The world stage ever represents a change of participants. The one who played the part of leading man in one century, may become a clown in another. Entire social classes and casts that formerly commanded first parts, are to-day utilized to make up stage decorations or as figurantes. Plays representing the glory of knighthood or minnesingers would only amuse to-day, no matter how serious they were intended to appear. Once anything lies buried under the bulk of social changes, it can affect coming generations only so far as the excavated skeleton affects the geologist. This must be borne in mind by sincere stage art, if it is not to remain in the stifling atmosphere of tradition, if it does not wish to degrade a noble method, that helps to recognize and disclose all that is rich and deep in the human into a commonplace, hypocritical and stupid method.

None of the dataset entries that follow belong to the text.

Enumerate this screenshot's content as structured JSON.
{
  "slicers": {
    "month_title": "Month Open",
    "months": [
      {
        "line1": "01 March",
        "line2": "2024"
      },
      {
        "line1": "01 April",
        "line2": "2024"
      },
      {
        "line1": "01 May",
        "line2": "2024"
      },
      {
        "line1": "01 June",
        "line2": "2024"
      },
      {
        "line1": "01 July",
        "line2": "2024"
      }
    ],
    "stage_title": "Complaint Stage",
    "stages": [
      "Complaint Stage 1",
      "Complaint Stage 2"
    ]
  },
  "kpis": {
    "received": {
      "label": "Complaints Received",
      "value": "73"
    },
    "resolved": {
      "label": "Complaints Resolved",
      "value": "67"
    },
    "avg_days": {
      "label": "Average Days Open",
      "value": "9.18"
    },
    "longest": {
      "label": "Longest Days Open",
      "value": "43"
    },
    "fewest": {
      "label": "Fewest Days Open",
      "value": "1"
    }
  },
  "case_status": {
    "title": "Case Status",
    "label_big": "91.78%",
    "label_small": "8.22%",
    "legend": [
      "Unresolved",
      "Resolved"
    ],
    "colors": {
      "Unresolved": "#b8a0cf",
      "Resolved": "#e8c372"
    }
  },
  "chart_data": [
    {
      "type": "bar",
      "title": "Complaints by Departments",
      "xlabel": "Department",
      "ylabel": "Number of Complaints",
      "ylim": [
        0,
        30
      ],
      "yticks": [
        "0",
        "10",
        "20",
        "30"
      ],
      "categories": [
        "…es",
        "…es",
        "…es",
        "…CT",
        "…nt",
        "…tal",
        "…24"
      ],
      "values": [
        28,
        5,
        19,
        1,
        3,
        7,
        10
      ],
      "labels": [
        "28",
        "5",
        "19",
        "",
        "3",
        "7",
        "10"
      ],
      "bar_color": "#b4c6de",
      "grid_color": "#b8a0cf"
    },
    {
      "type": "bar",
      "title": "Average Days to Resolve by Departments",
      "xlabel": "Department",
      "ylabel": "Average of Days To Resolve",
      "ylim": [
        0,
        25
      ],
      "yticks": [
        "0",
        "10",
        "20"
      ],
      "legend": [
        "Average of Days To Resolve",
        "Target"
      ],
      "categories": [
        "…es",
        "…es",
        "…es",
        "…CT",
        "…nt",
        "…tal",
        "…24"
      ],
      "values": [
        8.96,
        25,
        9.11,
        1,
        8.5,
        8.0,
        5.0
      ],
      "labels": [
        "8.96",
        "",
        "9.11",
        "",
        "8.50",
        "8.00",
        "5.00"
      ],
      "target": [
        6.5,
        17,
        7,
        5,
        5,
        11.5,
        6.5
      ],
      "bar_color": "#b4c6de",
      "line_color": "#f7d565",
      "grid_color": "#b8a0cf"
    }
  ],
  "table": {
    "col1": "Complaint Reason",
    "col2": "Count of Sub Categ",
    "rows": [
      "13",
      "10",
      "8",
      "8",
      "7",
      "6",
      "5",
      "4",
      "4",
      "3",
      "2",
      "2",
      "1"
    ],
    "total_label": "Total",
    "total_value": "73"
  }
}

If the artist’s creation is to have any effect, it must contain elements of real life, and must turn its gaze toward the dawn of the morn of a more beautiful and joyous world, with a new and healthy generation, that feels deeply its relationship with all human beings over the universe.